── PROVIDED ENTRIES ──
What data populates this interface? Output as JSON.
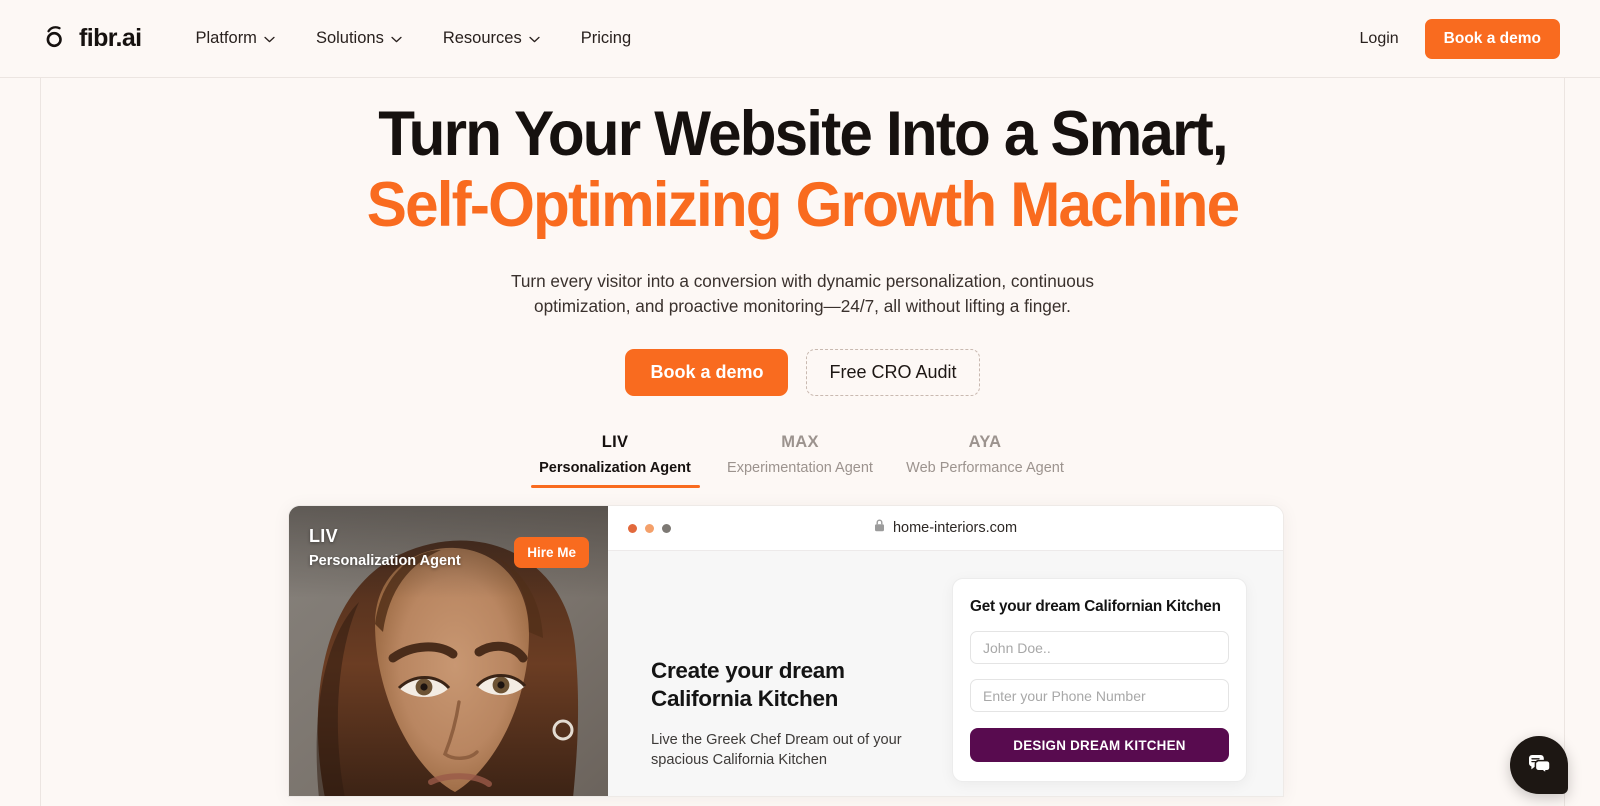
{
  "brand": {
    "name": "fibr.ai",
    "logo_icon": "eye-circle-icon"
  },
  "nav": {
    "items": [
      {
        "label": "Platform",
        "has_dropdown": true
      },
      {
        "label": "Solutions",
        "has_dropdown": true
      },
      {
        "label": "Resources",
        "has_dropdown": true
      },
      {
        "label": "Pricing",
        "has_dropdown": false
      }
    ],
    "login_label": "Login",
    "demo_label": "Book a demo"
  },
  "hero": {
    "headline_line1": "Turn Your Website Into a Smart,",
    "headline_line2": "Self-Optimizing Growth Machine",
    "subhead_line1": "Turn every visitor into a conversion with dynamic personalization, continuous",
    "subhead_line2": "optimization, and proactive monitoring—24/7, all without lifting a finger.",
    "primary_cta": "Book a demo",
    "secondary_cta": "Free CRO Audit"
  },
  "tabs": [
    {
      "code": "LIV",
      "name": "Personalization Agent",
      "active": true
    },
    {
      "code": "MAX",
      "name": "Experimentation Agent",
      "active": false
    },
    {
      "code": "AYA",
      "name": "Web Performance Agent",
      "active": false
    }
  ],
  "agent_card": {
    "code": "LIV",
    "role": "Personalization Agent",
    "hire_label": "Hire Me"
  },
  "browser": {
    "url": "home-interiors.com",
    "lock_icon": "lock-icon",
    "dots": [
      "red",
      "yellow",
      "green"
    ]
  },
  "demo_site": {
    "heading_line1": "Create your dream",
    "heading_line2": "California Kitchen",
    "paragraph_line1": "Live the Greek Chef Dream out of your",
    "paragraph_line2": "spacious California Kitchen",
    "form": {
      "title": "Get your dream Californian Kitchen",
      "name_placeholder": "John Doe..",
      "name_value": "",
      "phone_placeholder": "Enter your Phone Number",
      "phone_value": "",
      "submit_label": "DESIGN DREAM KITCHEN"
    }
  },
  "chat": {
    "icon": "chat-bubble-icon"
  },
  "colors": {
    "accent_orange": "#f96b1f",
    "page_bg": "#fdf8f5",
    "text_dark": "#16110f",
    "muted": "#9c938e",
    "purple_cta": "#580b4f",
    "chat_dark": "#1d1713"
  }
}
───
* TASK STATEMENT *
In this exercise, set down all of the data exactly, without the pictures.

* RESULT *
What data populates this interface? Output as JSON.
{
  "brand": {
    "name": "fibr.ai",
    "logo_icon": "eye-circle-icon"
  },
  "nav": {
    "items": [
      {
        "label": "Platform",
        "has_dropdown": true
      },
      {
        "label": "Solutions",
        "has_dropdown": true
      },
      {
        "label": "Resources",
        "has_dropdown": true
      },
      {
        "label": "Pricing",
        "has_dropdown": false
      }
    ],
    "login_label": "Login",
    "demo_label": "Book a demo"
  },
  "hero": {
    "headline_line1": "Turn Your Website Into a Smart,",
    "headline_line2": "Self-Optimizing Growth Machine",
    "subhead_line1": "Turn every visitor into a conversion with dynamic personalization, continuous",
    "subhead_line2": "optimization, and proactive monitoring—24/7, all without lifting a finger.",
    "primary_cta": "Book a demo",
    "secondary_cta": "Free CRO Audit"
  },
  "tabs": [
    {
      "code": "LIV",
      "name": "Personalization Agent",
      "active": true
    },
    {
      "code": "MAX",
      "name": "Experimentation Agent",
      "active": false
    },
    {
      "code": "AYA",
      "name": "Web Performance Agent",
      "active": false
    }
  ],
  "agent_card": {
    "code": "LIV",
    "role": "Personalization Agent",
    "hire_label": "Hire Me"
  },
  "browser": {
    "url": "home-interiors.com",
    "lock_icon": "lock-icon",
    "dots": [
      "red",
      "yellow",
      "green"
    ]
  },
  "demo_site": {
    "heading_line1": "Create your dream",
    "heading_line2": "California Kitchen",
    "paragraph_line1": "Live the Greek Chef Dream out of your",
    "paragraph_line2": "spacious California Kitchen",
    "form": {
      "title": "Get your dream Californian Kitchen",
      "name_placeholder": "John Doe..",
      "name_value": "",
      "phone_placeholder": "Enter your Phone Number",
      "phone_value": "",
      "submit_label": "DESIGN DREAM KITCHEN"
    }
  },
  "chat": {
    "icon": "chat-bubble-icon"
  },
  "colors": {
    "accent_orange": "#f96b1f",
    "page_bg": "#fdf8f5",
    "text_dark": "#16110f",
    "muted": "#9c938e",
    "purple_cta": "#580b4f",
    "chat_dark": "#1d1713"
  }
}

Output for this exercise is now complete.